Corey HanleyContributor IIIJanuary 13, 2012

BRADENTON, FL - FEBRUARY 28:  Outfielder Nolan Reimold #14 (left) of the Baltimore Orioles is congratulated by Brandon Snyder #29, after his second inning home run against the Pittsburgh Pirates during a Grapefruit League Spring Training Game at McKechnie Field on February 28, 2011 in Bradenton, Florida.  (Photo by J. Meric/Getty Images)
J. Meric/Getty Images

When the Orioles drafted Brandon Snyder in the first round of the 2005 draft, they knew the risk they were taking. They had just missed out on getting Jay Bruce, so they decided to take Snyder, a high school catcher.

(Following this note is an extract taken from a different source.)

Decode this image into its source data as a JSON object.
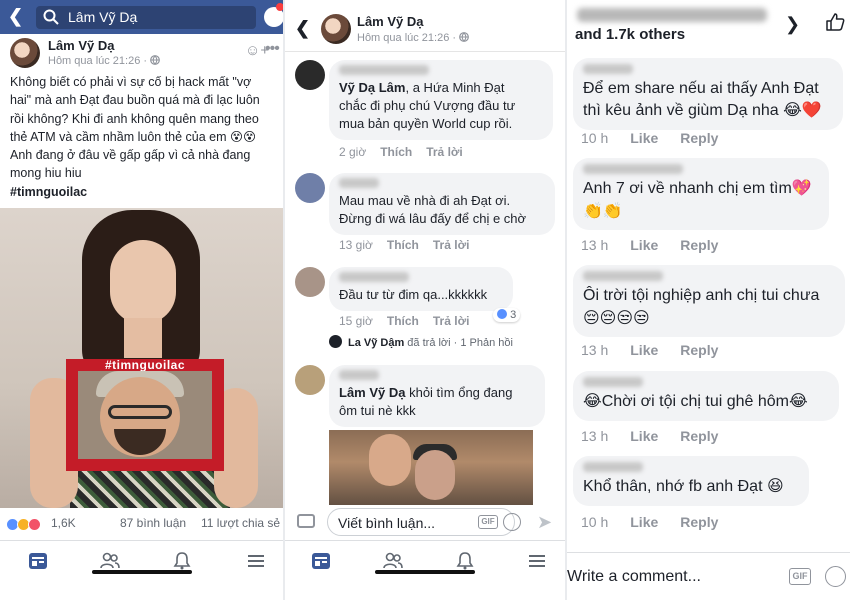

High school players always come with a great level of risk. Billy Beane is a perfect example of a player that never panned out in the majors. Now, it seems that Brandon Snyder has fallen in with Billy Rowell as a first-round bust for the Orioles.

Snyder's career as a catcher began horribly, but when shoulder injuries moved him to first base, he blossomed into a promising young hitter. With a solid combination of power and average, Snyder tore up the low minors. It was only after being promoted to Triple-A Norfolk that Snyder began to struggle.

Snyder had very little power and began to lose playing time as other first basemen flew past him to the majors. Michael Aubrey, Rhyne Hughes and others were playing their way into opportunities in the majors and Snyder was struggling.

Now, the Orioles have Chris Davis (who is the same age as Snyder) at first and Mark Reynolds is right behind him. With Jai Miller coming onto the 40-man roster, someone had to go and the logical pick was Snyder. He has not shown signs of becoming a good enough hitter to play consistently in the majors and has too many players ahead of him on the depth chart.

The good news is that the Orioles were at least able to get some cash in return for Snyder, instead of losing him for free on waivers.